= What to produce =
Each line of the entries below that includes "Configuration" belongs in your answer.

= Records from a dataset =
━━━━━━━━━━━━━━━━
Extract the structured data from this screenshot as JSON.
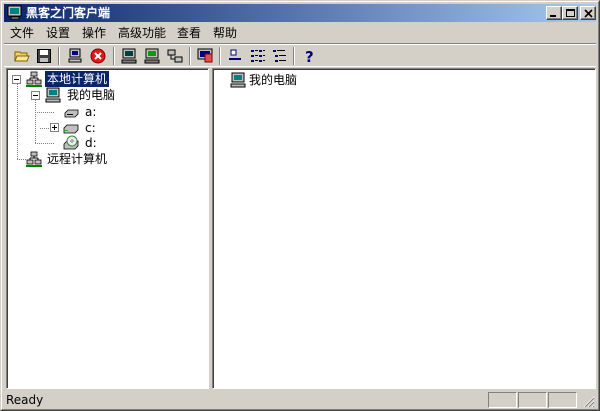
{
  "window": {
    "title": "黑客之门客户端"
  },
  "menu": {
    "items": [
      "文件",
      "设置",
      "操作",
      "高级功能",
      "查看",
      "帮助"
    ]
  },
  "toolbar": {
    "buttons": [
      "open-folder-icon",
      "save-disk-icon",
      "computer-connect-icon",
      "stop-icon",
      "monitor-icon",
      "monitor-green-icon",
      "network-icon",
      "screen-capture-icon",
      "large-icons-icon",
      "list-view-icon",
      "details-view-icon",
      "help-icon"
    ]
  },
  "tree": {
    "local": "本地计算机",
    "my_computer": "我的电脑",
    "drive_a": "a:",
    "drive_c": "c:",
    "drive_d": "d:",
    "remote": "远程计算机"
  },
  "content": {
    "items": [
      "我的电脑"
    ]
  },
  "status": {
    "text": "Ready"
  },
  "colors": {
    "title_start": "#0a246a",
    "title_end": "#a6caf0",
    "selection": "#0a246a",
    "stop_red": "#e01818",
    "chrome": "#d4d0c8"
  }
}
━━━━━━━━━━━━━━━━
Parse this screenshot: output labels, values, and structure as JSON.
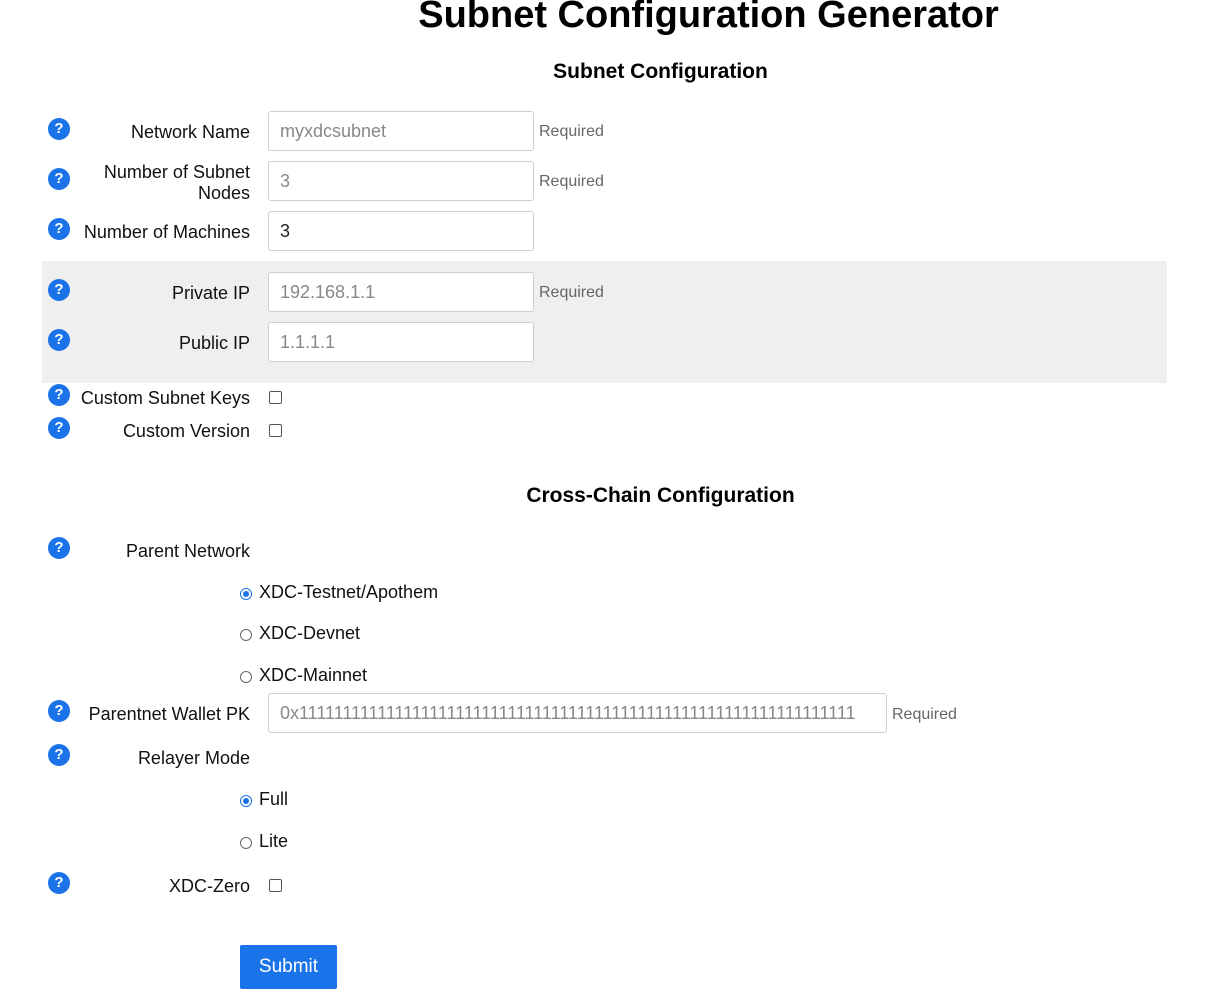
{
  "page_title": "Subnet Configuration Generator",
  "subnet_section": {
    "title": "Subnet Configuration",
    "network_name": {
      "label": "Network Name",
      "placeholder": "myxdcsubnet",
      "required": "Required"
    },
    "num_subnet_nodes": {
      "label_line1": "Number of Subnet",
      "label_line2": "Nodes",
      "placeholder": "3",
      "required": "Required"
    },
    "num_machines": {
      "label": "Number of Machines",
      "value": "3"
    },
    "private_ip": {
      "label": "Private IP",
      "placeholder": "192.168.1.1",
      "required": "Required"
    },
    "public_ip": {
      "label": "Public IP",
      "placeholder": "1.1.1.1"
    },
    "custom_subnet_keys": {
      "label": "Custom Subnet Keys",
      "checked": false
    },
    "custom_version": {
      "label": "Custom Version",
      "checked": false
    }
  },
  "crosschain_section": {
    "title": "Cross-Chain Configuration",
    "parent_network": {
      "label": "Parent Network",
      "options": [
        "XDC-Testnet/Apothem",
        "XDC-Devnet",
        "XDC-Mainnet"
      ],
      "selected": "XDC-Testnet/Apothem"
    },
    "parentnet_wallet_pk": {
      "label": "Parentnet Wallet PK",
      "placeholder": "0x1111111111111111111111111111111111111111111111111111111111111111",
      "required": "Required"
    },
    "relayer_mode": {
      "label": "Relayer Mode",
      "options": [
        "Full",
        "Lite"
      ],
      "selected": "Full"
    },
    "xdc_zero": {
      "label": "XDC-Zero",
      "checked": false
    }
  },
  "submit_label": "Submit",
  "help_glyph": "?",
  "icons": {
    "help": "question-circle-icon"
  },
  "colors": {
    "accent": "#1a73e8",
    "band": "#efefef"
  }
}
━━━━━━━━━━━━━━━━
= Solution for this task =
  "page_title": "Subnet Configuration Generator",
    "title": "Subnet Configuration",
    "title": "Cross-Chain Configuration",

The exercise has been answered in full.